There is actually an incredible pre-qualification tool out there called Cardmatch that will allow you to attempt to pre-qualify for many cards at once.

It is important to note that pre-qualifying, unlike actually applying for a credit card, will not hurt your credit score. A credit card application requires a “hard pull” of your credit report, which typically dings your score for about ten points and lasts on your report for up to two years, while a pre-qualification uses a “soft pull” on your credit report that will not harm your credit score.

Step 4: Include All of Your Income

Creditors like to know your income information in order to have an idea about how much credit they can lend to you reasonably without taking the undue risk that you will become overextended and not pay them back.

As a result, don’t be put off by the income questions on a credit application, and make sure that you put down what all of your income really is. Furthermore, things like social security distributions, alimony, and even tuition (if you aren’t the one paying it) can be included as income in many circumstances.

Step 5: If it Fails, Take Some Time

Being rejected for a credit card really stinks. Often, it will hurt your credit score for a little while as a result of the hard pull made on your account, and it lessens your chances of being approved for other cards in the near-term.

As a result, if you have recently been rejected for a credit card application, or if you don’t think that you would be approved right now for the high-style rewards card that you want, it may be worth it to take a few months or even a couple of years and just work on your credit score to make sure that it is in a great place for when you do decide to apply (or re-apply, in some instances).

As Cynthia Meyer of has reported in the past, some of the main things that you can do to improve your credit score quickly are:
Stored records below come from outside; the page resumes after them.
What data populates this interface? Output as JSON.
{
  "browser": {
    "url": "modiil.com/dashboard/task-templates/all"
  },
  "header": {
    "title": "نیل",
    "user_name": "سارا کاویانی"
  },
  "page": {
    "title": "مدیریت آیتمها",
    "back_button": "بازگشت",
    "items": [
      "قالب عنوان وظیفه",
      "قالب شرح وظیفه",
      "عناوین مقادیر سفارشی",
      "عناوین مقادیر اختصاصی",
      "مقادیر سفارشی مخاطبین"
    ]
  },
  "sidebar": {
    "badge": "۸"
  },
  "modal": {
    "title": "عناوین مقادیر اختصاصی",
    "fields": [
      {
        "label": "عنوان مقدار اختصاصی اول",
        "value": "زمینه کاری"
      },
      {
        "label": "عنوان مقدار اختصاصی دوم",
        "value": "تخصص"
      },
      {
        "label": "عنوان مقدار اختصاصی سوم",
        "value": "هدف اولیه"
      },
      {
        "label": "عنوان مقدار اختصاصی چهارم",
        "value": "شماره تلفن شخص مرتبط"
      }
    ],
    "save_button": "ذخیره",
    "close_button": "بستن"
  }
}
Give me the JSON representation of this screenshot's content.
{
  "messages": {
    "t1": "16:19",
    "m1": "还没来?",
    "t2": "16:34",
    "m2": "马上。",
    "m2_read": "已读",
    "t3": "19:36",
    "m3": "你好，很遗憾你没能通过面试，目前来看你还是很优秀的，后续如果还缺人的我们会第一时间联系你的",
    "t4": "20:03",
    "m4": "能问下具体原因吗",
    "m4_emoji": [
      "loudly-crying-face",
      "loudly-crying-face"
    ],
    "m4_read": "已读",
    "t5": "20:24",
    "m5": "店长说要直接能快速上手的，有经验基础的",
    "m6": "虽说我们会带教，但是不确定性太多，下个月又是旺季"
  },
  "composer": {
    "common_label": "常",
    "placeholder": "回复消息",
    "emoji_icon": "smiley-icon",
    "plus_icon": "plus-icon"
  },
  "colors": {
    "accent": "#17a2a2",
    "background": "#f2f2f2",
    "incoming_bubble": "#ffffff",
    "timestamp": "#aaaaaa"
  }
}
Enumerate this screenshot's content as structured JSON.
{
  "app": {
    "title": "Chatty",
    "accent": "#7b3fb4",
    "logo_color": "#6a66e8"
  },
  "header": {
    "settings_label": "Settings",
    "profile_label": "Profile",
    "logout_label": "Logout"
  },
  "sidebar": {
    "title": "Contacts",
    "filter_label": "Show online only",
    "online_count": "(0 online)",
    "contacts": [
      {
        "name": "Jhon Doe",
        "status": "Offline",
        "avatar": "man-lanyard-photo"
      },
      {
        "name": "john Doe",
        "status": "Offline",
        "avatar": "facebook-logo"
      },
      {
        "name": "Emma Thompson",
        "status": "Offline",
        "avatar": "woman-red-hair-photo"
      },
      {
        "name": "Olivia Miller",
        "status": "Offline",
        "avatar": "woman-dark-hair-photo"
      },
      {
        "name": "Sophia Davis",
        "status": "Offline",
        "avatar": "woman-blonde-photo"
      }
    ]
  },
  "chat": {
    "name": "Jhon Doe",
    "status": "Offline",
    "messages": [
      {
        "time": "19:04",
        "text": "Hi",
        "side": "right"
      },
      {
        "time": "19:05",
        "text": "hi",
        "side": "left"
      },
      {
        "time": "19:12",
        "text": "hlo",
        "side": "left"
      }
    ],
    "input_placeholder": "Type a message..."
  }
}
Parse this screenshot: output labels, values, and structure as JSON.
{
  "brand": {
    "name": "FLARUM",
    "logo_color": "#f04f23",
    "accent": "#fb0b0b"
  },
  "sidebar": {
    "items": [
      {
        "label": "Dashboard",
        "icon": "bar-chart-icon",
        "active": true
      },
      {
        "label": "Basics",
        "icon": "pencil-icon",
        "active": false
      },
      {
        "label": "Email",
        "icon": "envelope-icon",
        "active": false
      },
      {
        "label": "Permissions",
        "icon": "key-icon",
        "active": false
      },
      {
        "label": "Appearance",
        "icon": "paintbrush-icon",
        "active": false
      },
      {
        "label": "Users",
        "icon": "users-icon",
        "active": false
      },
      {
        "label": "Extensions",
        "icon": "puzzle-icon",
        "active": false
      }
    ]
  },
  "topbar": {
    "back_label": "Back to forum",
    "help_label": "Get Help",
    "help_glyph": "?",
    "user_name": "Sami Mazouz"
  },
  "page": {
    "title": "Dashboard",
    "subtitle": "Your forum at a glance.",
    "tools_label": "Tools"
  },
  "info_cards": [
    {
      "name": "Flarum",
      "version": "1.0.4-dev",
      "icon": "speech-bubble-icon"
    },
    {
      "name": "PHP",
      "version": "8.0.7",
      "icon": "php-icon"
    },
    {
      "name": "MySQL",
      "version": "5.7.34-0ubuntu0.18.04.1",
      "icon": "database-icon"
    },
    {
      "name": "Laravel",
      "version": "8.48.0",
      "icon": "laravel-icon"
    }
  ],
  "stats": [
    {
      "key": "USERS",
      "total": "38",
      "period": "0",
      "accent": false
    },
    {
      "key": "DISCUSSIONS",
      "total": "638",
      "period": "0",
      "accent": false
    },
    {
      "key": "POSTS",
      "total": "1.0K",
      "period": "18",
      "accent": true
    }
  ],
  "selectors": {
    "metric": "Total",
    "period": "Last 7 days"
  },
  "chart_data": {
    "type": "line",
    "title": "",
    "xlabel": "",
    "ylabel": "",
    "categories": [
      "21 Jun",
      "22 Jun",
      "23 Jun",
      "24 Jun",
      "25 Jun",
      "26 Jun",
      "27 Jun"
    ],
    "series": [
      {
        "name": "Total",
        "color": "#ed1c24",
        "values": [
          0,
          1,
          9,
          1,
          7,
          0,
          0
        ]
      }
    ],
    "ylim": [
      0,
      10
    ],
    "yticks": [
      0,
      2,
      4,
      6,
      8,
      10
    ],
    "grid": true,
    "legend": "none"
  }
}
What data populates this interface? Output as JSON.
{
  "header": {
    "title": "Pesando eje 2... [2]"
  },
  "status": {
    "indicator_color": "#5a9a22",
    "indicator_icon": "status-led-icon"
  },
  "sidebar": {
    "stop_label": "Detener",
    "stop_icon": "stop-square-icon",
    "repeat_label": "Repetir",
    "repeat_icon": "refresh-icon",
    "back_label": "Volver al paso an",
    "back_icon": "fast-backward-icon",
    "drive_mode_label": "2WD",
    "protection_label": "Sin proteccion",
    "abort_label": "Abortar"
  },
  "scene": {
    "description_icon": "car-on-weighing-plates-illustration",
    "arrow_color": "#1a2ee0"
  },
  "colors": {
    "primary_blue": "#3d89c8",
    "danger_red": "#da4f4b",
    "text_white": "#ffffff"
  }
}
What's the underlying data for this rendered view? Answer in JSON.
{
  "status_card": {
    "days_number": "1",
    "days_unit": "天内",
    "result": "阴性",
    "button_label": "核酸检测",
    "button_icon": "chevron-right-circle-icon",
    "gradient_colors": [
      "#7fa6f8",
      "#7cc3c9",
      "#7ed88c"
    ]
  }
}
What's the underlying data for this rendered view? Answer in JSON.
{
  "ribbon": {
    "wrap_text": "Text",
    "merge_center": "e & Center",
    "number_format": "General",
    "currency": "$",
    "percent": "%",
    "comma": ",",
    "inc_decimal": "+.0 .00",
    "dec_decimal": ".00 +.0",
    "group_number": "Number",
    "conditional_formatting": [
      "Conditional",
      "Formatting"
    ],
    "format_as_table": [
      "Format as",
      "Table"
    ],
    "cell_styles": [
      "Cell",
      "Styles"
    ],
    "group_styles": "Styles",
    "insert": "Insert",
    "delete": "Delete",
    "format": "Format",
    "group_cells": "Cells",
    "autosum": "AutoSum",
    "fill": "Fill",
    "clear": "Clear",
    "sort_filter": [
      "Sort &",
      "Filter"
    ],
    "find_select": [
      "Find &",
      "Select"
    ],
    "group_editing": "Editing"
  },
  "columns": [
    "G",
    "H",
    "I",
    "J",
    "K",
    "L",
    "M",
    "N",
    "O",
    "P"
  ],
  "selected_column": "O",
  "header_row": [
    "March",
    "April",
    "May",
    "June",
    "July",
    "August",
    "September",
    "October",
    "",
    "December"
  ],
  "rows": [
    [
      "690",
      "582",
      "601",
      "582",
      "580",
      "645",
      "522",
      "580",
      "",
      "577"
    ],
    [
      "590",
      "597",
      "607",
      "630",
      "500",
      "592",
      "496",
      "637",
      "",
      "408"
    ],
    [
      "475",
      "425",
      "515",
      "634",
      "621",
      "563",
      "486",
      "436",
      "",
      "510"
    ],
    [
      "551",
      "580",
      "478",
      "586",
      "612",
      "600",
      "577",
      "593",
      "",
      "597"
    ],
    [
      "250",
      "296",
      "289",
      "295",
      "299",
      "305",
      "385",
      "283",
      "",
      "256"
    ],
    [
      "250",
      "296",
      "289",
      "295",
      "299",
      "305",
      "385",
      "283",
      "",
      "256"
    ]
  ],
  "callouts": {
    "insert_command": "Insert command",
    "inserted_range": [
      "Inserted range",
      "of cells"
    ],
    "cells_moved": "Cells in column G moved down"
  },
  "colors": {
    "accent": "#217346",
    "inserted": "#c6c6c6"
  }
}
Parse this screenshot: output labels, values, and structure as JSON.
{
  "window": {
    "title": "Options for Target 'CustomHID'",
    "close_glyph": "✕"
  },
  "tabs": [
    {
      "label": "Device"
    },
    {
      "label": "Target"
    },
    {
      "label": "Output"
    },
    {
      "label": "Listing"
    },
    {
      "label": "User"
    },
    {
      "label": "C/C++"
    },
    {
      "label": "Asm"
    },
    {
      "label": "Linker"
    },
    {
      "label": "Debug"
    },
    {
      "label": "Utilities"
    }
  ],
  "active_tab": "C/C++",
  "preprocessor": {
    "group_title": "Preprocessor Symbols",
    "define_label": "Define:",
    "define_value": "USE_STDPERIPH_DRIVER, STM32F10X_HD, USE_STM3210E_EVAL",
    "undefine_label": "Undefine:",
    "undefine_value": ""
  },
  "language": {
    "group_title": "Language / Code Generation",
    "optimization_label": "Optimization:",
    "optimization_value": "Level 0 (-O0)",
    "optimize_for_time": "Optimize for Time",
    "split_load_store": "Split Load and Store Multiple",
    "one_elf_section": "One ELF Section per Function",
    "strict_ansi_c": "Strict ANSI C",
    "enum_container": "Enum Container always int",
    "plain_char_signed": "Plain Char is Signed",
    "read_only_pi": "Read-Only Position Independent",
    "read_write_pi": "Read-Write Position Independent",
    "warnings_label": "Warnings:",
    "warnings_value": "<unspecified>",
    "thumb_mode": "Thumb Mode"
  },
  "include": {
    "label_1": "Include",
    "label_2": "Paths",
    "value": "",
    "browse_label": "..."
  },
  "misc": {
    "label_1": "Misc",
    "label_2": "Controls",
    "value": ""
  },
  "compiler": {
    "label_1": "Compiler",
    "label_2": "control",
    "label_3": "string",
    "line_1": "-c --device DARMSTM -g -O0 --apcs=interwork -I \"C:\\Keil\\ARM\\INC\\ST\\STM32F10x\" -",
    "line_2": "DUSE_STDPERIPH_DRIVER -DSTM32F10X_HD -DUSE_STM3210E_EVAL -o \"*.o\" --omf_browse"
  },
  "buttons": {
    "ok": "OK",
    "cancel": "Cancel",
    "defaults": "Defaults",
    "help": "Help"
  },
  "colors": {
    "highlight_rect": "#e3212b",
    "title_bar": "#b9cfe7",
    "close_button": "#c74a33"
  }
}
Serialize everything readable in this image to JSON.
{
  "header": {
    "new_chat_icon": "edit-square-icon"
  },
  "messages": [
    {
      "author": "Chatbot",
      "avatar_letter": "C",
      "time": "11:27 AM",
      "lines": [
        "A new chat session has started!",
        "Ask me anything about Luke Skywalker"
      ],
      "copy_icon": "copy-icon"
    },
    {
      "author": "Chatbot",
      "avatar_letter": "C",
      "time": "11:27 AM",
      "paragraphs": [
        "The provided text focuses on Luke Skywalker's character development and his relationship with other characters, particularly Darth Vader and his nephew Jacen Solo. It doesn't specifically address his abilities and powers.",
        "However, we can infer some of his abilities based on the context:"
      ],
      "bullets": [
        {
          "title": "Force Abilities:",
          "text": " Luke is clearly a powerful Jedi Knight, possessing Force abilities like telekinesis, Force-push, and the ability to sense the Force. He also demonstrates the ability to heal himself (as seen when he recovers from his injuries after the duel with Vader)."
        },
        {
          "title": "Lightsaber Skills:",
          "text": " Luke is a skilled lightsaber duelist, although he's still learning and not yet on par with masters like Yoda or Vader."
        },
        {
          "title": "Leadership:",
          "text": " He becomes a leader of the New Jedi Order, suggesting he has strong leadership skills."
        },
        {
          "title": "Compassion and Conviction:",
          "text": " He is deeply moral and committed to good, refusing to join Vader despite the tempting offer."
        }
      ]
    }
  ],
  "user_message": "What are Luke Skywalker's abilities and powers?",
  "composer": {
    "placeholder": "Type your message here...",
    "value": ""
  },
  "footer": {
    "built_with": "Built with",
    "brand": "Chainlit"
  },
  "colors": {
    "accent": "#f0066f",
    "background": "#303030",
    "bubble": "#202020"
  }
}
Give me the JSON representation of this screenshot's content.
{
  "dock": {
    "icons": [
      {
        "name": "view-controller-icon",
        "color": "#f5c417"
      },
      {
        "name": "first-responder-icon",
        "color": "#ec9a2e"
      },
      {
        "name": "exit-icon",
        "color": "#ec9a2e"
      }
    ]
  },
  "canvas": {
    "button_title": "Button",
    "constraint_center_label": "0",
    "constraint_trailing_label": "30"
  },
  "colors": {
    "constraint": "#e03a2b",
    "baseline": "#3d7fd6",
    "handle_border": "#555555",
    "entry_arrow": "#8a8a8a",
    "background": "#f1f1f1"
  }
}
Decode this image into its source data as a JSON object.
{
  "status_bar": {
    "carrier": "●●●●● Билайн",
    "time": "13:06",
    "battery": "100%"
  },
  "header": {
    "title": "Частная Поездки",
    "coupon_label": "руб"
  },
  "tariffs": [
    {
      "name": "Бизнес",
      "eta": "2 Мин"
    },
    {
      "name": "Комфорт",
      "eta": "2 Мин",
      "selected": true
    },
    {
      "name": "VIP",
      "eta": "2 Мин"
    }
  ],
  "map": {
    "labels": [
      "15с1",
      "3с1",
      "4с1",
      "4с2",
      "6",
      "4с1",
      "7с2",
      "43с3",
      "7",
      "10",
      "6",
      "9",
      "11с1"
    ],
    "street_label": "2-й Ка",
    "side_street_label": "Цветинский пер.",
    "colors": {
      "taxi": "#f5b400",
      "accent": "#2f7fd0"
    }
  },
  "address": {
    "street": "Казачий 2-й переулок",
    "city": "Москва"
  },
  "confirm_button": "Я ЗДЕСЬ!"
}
  1. Pay off any outstanding balances that you may have. This will serve to reduce your credit “utility”, meaning the amount of credit that you are using when compared to how much credit is available to you, and a lower credit utility will improve your score.
  2. Aim to make consistent, on-time payments. Even if you are only able to pay the minimum balance that is due each month, recording on-time payments for a few months at a time will serve as a boon to your credit score. Of course, you should seek to pay your balance in full eventually.
  3. Obtain a copy of your credit report and fix errors. Often, creditors will accidentally report events to the wrong accounts or something odd besides that will happen and you may find that your credit report has inaccurate information on it. By contacting the credit bureaus and removing this false information, your score should improve.

Wrapping Up

If you take these steps, you should be able to apply for a credit card in a way that makes you more likely to get approved. Or, if you are afraid that you won’t be approved at first, following our tips for improving your credit score should help to strengthen your resolve (and your score!) over time.